Trading of cattle, camel races and dazzling displays of bangles, brassware, clothes, camel saddles and halters make the fair colourful. Necklaces of glass beads from Naguar, pottery, printed textiles from Jodhpur and Ajmer are all on sale here. Farmers, cattle traders and breeders buy and sell their animals, leather whips, saddles etc. There are facilities for camel rides also. This livestock fair coincides with the climaxing of a religious celebration. Pushkar is among the five main places of pilgrimage mentioned in the Hindu scriptures. It has a large number of temples including one of the only two temples dedicated to Lord Brahma in India. Hundreds of thousands of devotees take a ritual dip in the holy Pushkar lake on the day of the Kartik Purnima (full moon night of the Kartika month) and worship at the Brahma temple (Jagat Pita Shri Brahma Mandir). Pilgrims flock from all over India to be in Pushkar at this auspicious time. They also believe that all the 330 million Gods and Goddesses are present at Pushkar Lake during the occasion.
Apart from the religious rituals and trading, people participate in a number of cultural and sporting events. The sweeping expanse of the desert becomes dotted with thousands of camels, stalls and camping families. The Rajasthan tourism Development Corporation has taken adequate measures to facilitate convenient access of the fair site and to accommodate the fairgoers.
Raksha Bandhan - North India
Raksha Bandhan Sravani is an ancient Vedic festival traditionally associated with the Brahmins on which day they change their sacred thread.
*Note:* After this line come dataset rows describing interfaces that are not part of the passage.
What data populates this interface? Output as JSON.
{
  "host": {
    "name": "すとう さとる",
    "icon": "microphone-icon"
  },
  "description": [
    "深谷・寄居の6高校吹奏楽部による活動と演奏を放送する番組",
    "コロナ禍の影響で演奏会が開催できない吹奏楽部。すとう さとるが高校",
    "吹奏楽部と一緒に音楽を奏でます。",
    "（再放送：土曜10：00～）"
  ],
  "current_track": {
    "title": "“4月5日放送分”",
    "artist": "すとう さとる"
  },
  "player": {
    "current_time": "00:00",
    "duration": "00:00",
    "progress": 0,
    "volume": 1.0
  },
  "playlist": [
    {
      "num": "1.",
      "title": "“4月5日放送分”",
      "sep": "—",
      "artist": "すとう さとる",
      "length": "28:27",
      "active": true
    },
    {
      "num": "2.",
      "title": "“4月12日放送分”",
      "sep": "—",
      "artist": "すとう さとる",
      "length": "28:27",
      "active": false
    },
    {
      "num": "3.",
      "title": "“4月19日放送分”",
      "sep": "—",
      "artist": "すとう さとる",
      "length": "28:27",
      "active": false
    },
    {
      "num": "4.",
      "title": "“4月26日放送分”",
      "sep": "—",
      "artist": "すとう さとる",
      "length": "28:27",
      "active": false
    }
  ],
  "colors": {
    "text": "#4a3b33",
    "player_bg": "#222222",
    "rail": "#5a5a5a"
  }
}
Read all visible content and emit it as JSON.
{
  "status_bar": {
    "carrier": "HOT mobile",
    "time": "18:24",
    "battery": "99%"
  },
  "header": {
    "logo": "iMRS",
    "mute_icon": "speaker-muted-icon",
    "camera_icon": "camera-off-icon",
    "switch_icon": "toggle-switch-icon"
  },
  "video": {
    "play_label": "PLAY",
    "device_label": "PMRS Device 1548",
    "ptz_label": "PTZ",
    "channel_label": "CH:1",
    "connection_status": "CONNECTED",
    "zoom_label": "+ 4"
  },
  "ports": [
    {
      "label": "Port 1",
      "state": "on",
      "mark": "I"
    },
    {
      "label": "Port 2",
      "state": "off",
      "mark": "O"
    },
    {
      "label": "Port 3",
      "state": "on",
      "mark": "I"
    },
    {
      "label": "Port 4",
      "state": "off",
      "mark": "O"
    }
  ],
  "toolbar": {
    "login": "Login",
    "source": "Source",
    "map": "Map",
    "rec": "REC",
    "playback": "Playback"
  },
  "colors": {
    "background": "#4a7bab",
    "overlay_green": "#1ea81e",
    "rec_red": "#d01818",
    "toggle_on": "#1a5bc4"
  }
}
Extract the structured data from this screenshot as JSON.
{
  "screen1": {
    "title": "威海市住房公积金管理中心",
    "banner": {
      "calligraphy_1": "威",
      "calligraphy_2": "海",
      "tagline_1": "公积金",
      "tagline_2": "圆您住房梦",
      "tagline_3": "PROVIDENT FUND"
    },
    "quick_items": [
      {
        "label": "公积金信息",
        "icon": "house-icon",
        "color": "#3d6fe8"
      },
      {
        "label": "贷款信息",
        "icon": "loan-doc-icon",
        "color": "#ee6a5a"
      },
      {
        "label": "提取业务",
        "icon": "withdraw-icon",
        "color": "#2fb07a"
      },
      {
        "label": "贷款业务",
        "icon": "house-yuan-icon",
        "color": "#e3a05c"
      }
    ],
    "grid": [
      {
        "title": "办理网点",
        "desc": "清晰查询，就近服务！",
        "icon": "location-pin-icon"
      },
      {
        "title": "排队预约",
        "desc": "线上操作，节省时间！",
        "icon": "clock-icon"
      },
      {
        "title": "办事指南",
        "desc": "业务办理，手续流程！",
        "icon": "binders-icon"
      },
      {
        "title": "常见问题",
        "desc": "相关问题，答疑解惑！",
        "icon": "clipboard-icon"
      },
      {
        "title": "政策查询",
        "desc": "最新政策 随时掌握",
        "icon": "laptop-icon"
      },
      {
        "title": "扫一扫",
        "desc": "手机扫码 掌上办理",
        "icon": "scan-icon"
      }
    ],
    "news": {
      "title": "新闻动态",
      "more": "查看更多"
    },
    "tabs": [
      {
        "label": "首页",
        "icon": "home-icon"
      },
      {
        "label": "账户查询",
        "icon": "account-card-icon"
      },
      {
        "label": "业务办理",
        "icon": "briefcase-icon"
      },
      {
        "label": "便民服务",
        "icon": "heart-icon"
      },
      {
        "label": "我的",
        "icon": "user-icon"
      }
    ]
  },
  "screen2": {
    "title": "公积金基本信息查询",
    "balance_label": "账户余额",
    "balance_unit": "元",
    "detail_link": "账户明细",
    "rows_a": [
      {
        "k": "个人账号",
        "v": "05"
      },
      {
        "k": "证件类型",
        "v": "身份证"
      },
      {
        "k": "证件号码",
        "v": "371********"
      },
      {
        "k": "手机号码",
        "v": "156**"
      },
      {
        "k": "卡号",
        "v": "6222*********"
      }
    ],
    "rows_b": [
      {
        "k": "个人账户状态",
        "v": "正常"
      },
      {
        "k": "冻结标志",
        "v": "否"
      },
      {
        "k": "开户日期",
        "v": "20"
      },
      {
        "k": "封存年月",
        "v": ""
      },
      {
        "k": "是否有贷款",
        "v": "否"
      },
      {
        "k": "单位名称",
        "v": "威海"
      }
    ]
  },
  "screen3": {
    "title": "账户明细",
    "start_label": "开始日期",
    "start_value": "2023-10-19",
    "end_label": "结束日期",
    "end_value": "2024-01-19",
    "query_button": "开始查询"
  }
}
Both Raksha Bandhan and Sravani are celebrated on the full moon day of the month of Shravan (August). Raksha Bandhan or Rakhi the more popular of the two festivals, is a Hindu sister's day when brothers and sisters reaffirm their bonds of affections. Sisters tie colourful threads or rakhis on their brother's wrists. The brothers in turn promise to protect their sisters and give them gifts. Raksha Bandhan is celebrated in different forms in different areas and it is also known by the names like rakhi, rakhri and saluno.
Ramnavami - All over India
The birthday of Lord Rama, the celebrated hero of the famous epic, 'Ramayana', is enthusiastically celebrated on the ninth day of the waxing moon in the month of Chiatra, all over India. Lord Vishnu is worshipped in his human incarnation as Rama, the divine ruler of Ayodhya. Celebrations begin with a prayer to the Sun early in the morning. At midday, when Lord Rama is supposed to have been born, a special prayer is performed. People sing devotional songs in praise of Rama and rock, images of him in a cradle to celebrate his birth. Rathyatras or chariot processions of Ram, his wife Seeta, brother Lakshman and devotee Hanuman are held from many temples. People gather in thousands on the banks of the sacred river Sarayu for a dip. Some observe a strict fast on this day. Ayodhya is the focus of great celebrations. Devotees throng the temples of Ayodhya and Pondicherry, two places closely connected with the events of the Ramayana to participate in Ramnavami festivities.
Vasant Panchami, Saraswati Puja - North India and West Bengal
Vasant Panchami is the ceremonial welcome of the spring season in the month of Magh from the Hindu Lunar Calendar. This is a special day of worship for Hindu deities Saraswati, Shiva-Durga, Vishu-Lakshmi. People wear colourful attires, especially in bright shades of yellow and they dance, sing and make merry. In West Bengal "Saraswati" - the goddess of learning is worshipped. The festival is celebrated with fervour in the University town of Shanti Niketan.